Income taxes are calculated using your taxable wages, which is your gross income minus the pre-tax deductions we’ll discuss next. So more pre-tax deductions mean lower taxes.
If you get health insurance through work you will likely have a deduction for the insurance premiums. Many employers pick up a significant chunk of this cost. Your pay statement only shows the part that you pay.
Another benefit that some employers offer is the opportunity to put some “pre-tax” money into a Health Savings Account (HSA) or a Flexible Spending Account (FSA). We'll cover these accounts in later chapters.
If your employer offers a defined contribution retirement plan—such as a 401(k) or 403(b) plan—you can put money into the plan and invest it for retirement. This is a great opportunity because the money can grow and no taxes are due until you withdraw it many years later. It’s an even greater opportunity if your employer matches your contribution. For example, a plan could specify that the employer contributes 0.5% for every 1% of your pay you contribute, up to 6%. In that example, you receive 3% extra compensation, without having to pay taxes on it until years down the road. You end up with 9% of your pay stashed away for retirement.
You may also have some after-tax deductions. These could be for a variety of benefits. I’ve given two examples in the table.
Some retirement plans offer a “Roth” option (named after a former U.S. Senator from Delaware). As with the regular 401(k) contribution, you specify how much you want contributed to a Roth account. While you contribute money that you have already paid taxes on, the beauty of a Roth contribution is that you get to invest the money and never pay any tax when you ultimately withdraw it.
Another example of an after-tax deduction is long-term disability insurance (LTD). This is insurance that pays you if you cannot work. It is often a voluntary benefit; if it is offered, I strongly recommend you get it. Some employers give you the option of having the premium withheld after tax. Do this. Typically it is not a lot of money and the benefit will be tax-free should you become disabled. Be aware that this insurance may not go with you if you switch jobs.
After all the deductions are taken out of your gross pay, you are left with the net pay you take home.
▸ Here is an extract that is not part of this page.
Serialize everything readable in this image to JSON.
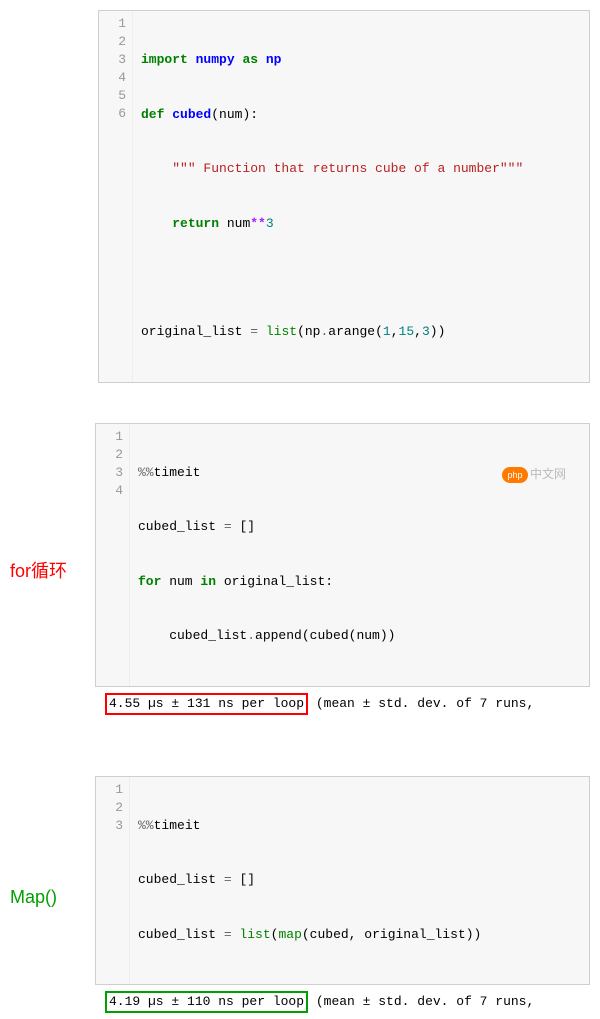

We live in the gig economy, so many folks are self-employed. For independent contractors, business owners, consultants, and the like, keeping track of money is more complicated. If you make more than $400 in a year, you owe taxes. Nobody will be withholding them from your pay, so you need make quarterly tax payments to the Internal Revenue Service (IRS) and maybe your state tax department. You’re effectively running a business, which means you’ll need to keep a record of money coming in and expenses going out. With receipts to prove it.
You will also have to cover some of the costs that an employer would otherwise pick up. That means paying the entire 15.3% of FICA taxes on your income (both the employer and employee shares). It means paying 100% of your health insurance premiums. And it means that you need to figure out your own retirement plan. On the plus side, you get a tax break on many of these expenses, so it’s not quite as severe as it sounds.
If you get paid in cash you’re still required to report the income and pay taxes on it. What if you don’t? Well for one, you are breaking the law. Further, when you work “under the table” for too long, you get dinged when it comes to receiving Social Security and Medicare, both of which require that you pay FICA taxes for at least ten years.
None of this is meant to discourage anyone from being their own boss. Just be aware that the financial responsibilities that come with being self-employed are greater than when working for an employer.